(By K.M. Richards) As we all know by now, the latest Nielsen PPM fiasco turns out to be a single family with multiple meters which were exposed long-term to an online stream. And Nielsen’s “fix” is to remove that household from the process. I do not believe that’s going to restore the growing suspicions by the radio industry that PPM is not an accurate method of determining the listenership numbers.
This is only, as I said above, the “latest” in a string of negative incidents involving that little listener-worn device. Going back only about 18 months, we’ve endured the headphone measurement issue, the faulty reboot logic incident, confirmed irregularities in the Los Angeles ratings (even though Nielsen claims they weren’t significant enough to warrant even a footnote in “the book”), Mark Ramsey’s debate over placement of PPMs and number of households involved per market, the Voltair controversy, Harker Research’s report on minute-by-minute listening, and Coleman Research’s finding that older listeners by far “turn on/turn off” radio than switch between stations …

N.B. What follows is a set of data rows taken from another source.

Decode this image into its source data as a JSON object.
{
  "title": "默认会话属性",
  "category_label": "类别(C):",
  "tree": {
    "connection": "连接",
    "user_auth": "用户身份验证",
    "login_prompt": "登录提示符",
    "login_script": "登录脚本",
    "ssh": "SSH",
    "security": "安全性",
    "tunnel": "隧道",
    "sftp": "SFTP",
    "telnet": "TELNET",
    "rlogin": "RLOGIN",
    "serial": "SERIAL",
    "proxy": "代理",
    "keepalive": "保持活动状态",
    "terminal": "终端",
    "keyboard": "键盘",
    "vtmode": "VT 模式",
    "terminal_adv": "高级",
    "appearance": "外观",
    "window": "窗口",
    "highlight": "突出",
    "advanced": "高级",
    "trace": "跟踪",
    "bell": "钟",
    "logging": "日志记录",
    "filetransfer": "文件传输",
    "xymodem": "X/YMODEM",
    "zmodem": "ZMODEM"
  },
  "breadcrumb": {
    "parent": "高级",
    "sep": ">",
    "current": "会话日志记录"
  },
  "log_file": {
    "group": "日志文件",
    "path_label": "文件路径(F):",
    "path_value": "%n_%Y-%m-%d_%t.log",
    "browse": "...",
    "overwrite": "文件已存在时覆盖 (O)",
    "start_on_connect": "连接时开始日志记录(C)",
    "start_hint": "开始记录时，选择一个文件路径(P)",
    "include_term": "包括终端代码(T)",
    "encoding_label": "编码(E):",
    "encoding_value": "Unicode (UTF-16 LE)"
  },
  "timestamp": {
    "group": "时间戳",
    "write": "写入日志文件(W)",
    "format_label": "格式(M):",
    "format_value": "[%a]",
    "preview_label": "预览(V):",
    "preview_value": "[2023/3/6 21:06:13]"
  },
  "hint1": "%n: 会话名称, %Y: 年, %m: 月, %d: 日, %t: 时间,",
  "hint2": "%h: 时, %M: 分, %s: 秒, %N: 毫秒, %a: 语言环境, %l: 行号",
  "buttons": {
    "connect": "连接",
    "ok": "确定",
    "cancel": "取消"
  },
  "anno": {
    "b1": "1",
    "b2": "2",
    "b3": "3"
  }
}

And yet we seem to be stuck with it, even though it’s never — as Arbitron had promised when they first rolled out the technology over a decade ago — expanded beyond the top 50 markets (okay, top 52 … but four of those are still on diaries). The claim has always been that PPM was developed to give the advertising agencies a better picture of the markets’ listening habits, but I find myself wondering if they might also be less than satisfied with the result.
Do they even know the sample size with PPM is lower than with the old diary-keeping method? Do they realize that a percentage of the reported “listenership” could be the result of a station in the background, but still detectable, being in the vicinity of a meter but the person wearing it not consciously listening? Do they know that younger demographics have been proven to switch stations at the first notes of a song they dislike or if they perceive a long commercial stopset is starting?
It’s my opinion that PPM provides a lot of irrelevant data and not enough that is relevant, and I believe the former is skewing the latter when it comes down to the processing of that data into the reports that both the stations and the agencies live and die by. And I have a fairly simple argument for going back to the diaries, by turning some of the so-called “flaws” in that methodology into a compelling positive.
I believe that stations want to know how they stand in their markets in terms of P1, P2, etc. That’s certainly the distinction most programmers focus on when trying to improve (and/or hold on to) their standing. Diary-keepers are proven to list the stations they listen to the most when filling out their personal reports; they don’t include incidental listening (which shouldn’t be important anyway) and if they dial-switch they tend to apportion their listening between all the stations they actively switch between. Let the book reflect who their actual favorite, listened-to stations are and don’t try to calculate it down to such a small fragment of time that the wobble erases the distinction.
A version of that argument applies to the time buyers as well: They shouldn’t … they likely don’t … care the precise number of minutes people listen to specific radio stations. They want — and need — to know which stations get the highest percentages of the listening for whatever demographic(s) their client wants to reach. If a diary gives them that with a reasonable margin of error (and it still does, in the vast majority of markets) that is enough for them to make their decisions.
Ratings have always been a popularity contest. Beyond that, trying to sort them into smaller granularity is more showing off the technology than providing something that is useful to all involved.
Let’s scrap the technology and go back to the method which gives us the result we really wanted all along.
K.M. Richards is the owner of K.M. Richards Programming Services in Los Angeles. He can be reached by e-mail at email@example.com